 Cited in Colwell, T. B., Jr. 1970. Some implications of the ecological revolution for the construction of value. In Human Values and Natural Science, Laszlo, E. and Wilbur, J.B. (Eds.) Gordon and Breach, New York. P. 246.
 Ibid. p. 247
Van den Bosch, R. 1978. The Pesticide Conspiracy. Doubleday, New York. p. 18
 Coleman, E.W. 1980. Turning back the clock? The Coolidge Center Quarterly. 1(3): 1-2
 Williams, R. 1971. Nutrition Against Disease. Pitman, New York. p. 9.
 ibid. p. 9
 Lorenz, K. 1967. On Aggression. Bantam Books, New York. p. 233.
 Forbes, S.A. 1880. On some interactions of organisms. Bull. Ill. State Lab. Nat. Hist. 1(3): 13-17
 Coleman, E.W. op. cit. p 1.
 Yarwood, C.E. 1959. Predisposition. In Plant Pathology, Horsfall, J.H. and Diamond, A.E. (Eds.) Vol. 5:521-62
 Perrenoud, S. 1977. Potassium and plant health. International Potash Institutes, Worblaufen-Bern, Switzerland.
 Coleman, E.W. and Ridgeway, R.L. 1982. Role of stress tolerance in integrated pest management. In Sustainable Food Systems (in pub), Knorr, D. (Ed.) (AVI Westport, CT.
E1-Tigani, M.E. 1962. Der Einfluss der Mineraldungung der Pflanzen auf Entwicklung und Vermehrung von Blattlausen. Wiss. Z. University Rostock 11:307-24
Johnston, N.E. 1968. Insect attack in relationship to the physiological condition of the host tree. New York State Agriculture Exp. Stn., Cornell University, Ithaca, NY.
Lleath, K.T. and Ratcliffe, R.H. 1974. The effect of fertilization on disease and insect resistance. In Forage Fertilization, Mays, D.A. (Ed.). Am. Society of Agronomy, Madison, WI. Pp.481-503.
 Benepal, P.S. and Hall, C.V. 1976. The influence of mineral nutrition of varieties of Cucurbita pepo 1. On the feeding response of squash bug Anasa Tristis De Geer. Am. Soc. Hortic. Sci. 90:304-12.
 Primavesi, A.M., Primavesi, A., and Veiga, C. 1972. Influences of nutritional balances of paddy rice on resistance to blast. Agrochimica 16(4-5_: 459-72.
 Van der Lann, P.A. 1956. The influence of organic manuring on the development of the potato root eelworm, Heterodera rostochiensis.Nematology 1:113-25.
 Thiem, von H. 1938. Uber bedingungen der massenvermehrung von insekten. Abr. Physiol. Angew. Entomol. Berlin-Dahlem 5(3): 229-55.
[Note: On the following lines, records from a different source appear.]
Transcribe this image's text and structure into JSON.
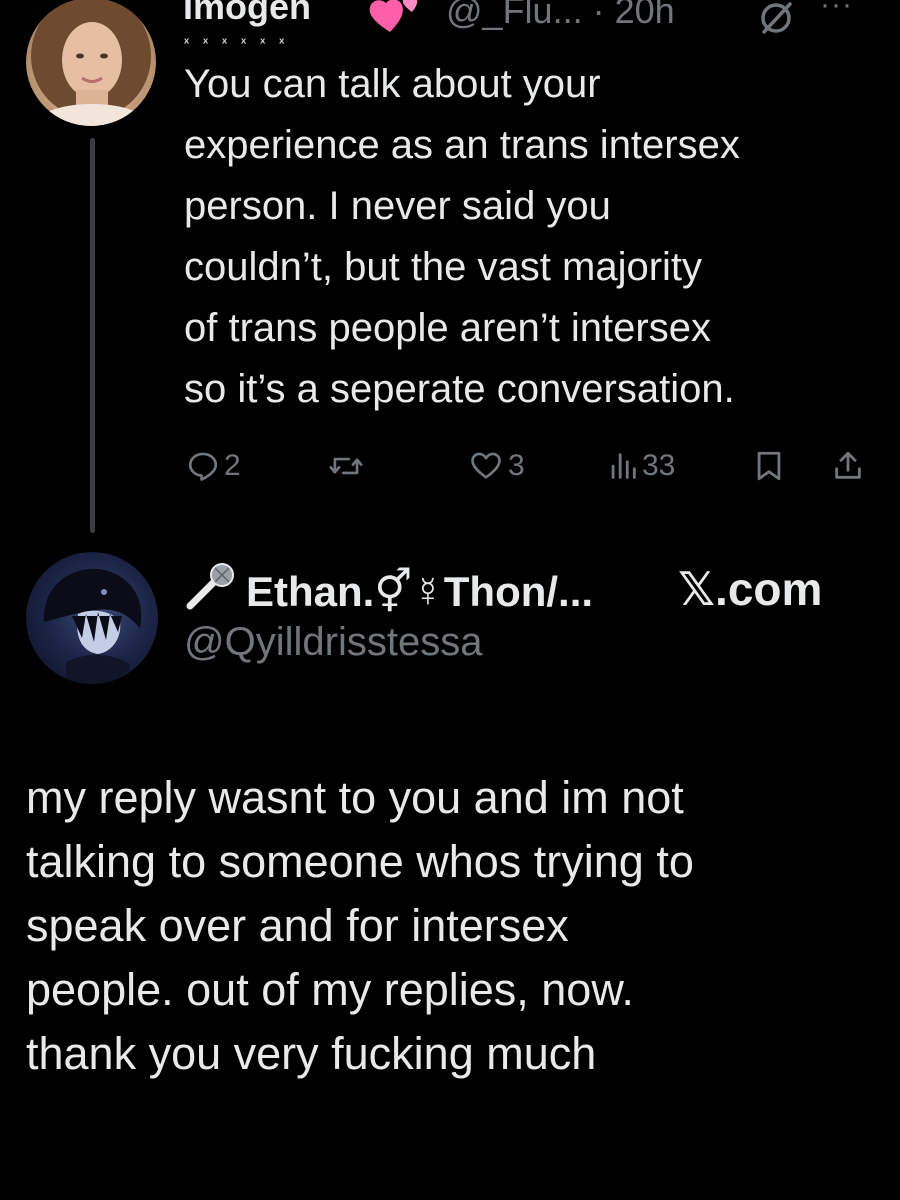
{
  "tweet1": {
    "author_name": "Imogen",
    "name_emoji": "💕",
    "decor": "ˣ ˣ ˣ ˣ ˣ ˣ",
    "handle_time": "@_Flu... · 20h",
    "body": "You can talk about your\nexperience as an trans intersex\nperson. I never said you\ncouldn’t, but the vast majority\nof trans people aren’t intersex\nso it’s a seperate conversation.",
    "actions": {
      "reply_count": "2",
      "retweet_count": "",
      "like_count": "3",
      "views_count": "33"
    },
    "more_label": "···"
  },
  "tweet2": {
    "author_name": "Ethan.⚥☿Thon/...",
    "handle": "@Qyilldrisstessa",
    "watermark": "𝕏.com",
    "body": "my reply wasnt to you and im not\ntalking to someone whos trying to\nspeak over and for intersex\npeople. out of my replies, now.\nthank you very fucking much"
  },
  "colors": {
    "background": "#000000",
    "text_primary": "#e7e9ea",
    "text_secondary": "#71767b",
    "thread_line": "#3a3d40",
    "heart_pink": "#ff5fa8"
  },
  "icons": {
    "reply": "reply-icon",
    "retweet": "retweet-icon",
    "like": "heart-icon",
    "views": "views-icon",
    "bookmark": "bookmark-icon",
    "share": "share-icon",
    "grok": "grok-icon",
    "mic": "microphone-icon"
  }
}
 Ross, W.H. and Mehring, A.L. 1938. Mixed fertilizers. In Soils and men, Agric. Yearbook 1938. U.S. Department of Agriculture, Washington, D.C.
 Baker and Cook, op. cit. p. 23-27.
 Hainsworth, P.H. 1954. Agriculture: A New Approach. Faber, London.
Krasilnikov, N.A. 1958. Soil Microorganisms and Higher Plants. Academy of Science, USSR. (Washington, D.C.: Office of Technical Services, U.S. Department of Commerce.)
Waksman, S.A. 1952. Soil Microbiology. John Wiley and Sons, New York.
 De Santillana, G. op. cit. p 4.